| WHAT YOU WILL DO |
Give the records again exactly, with every character kept.

==== DATA TO EXAMINE

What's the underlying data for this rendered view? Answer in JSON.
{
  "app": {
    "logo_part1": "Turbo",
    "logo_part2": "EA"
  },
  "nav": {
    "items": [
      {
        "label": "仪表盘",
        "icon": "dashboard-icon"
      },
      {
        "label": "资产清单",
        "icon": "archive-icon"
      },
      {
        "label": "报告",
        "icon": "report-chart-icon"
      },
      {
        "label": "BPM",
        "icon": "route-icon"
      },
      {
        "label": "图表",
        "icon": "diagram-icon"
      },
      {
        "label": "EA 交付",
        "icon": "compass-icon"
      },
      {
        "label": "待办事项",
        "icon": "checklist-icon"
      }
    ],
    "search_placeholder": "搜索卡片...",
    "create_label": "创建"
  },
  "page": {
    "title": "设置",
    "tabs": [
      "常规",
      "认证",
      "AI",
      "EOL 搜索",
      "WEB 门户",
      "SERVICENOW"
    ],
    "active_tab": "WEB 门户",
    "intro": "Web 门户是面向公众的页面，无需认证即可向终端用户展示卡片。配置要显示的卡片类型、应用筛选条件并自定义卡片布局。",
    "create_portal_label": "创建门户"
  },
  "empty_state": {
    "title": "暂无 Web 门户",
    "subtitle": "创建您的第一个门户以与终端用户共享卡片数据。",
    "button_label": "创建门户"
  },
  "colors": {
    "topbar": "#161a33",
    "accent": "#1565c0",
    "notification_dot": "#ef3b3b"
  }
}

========

| FINAL ANSWER |
What's the underlying data for this rendered view? Answer in JSON.
{
  "app": {
    "logo_part1": "Turbo",
    "logo_part2": "EA"
  },
  "nav": {
    "items": [
      {
        "label": "仪表盘",
        "icon": "dashboard-icon"
      },
      {
        "label": "资产清单",
        "icon": "archive-icon"
      },
      {
        "label": "报告",
        "icon": "report-chart-icon"
      },
      {
        "label": "BPM",
        "icon": "route-icon"
      },
      {
        "label": "图表",
        "icon": "diagram-icon"
      },
      {
        "label": "EA 交付",
        "icon": "compass-icon"
      },
      {
        "label": "待办事项",
        "icon": "checklist-icon"
      }
    ],
    "search_placeholder": "搜索卡片...",
    "create_label": "创建"
  },
  "page": {
    "title": "设置",
    "tabs": [
      "常规",
      "认证",
      "AI",
      "EOL 搜索",
      "WEB 门户",
      "SERVICENOW"
    ],
    "active_tab": "WEB 门户",
    "intro": "Web 门户是面向公众的页面，无需认证即可向终端用户展示卡片。配置要显示的卡片类型、应用筛选条件并自定义卡片布局。",
    "create_portal_label": "创建门户"
  },
  "empty_state": {
    "title": "暂无 Web 门户",
    "subtitle": "创建您的第一个门户以与终端用户共享卡片数据。",
    "button_label": "创建门户"
  },
  "colors": {
    "topbar": "#161a33",
    "accent": "#1565c0",
    "notification_dot": "#ef3b3b"
  }
}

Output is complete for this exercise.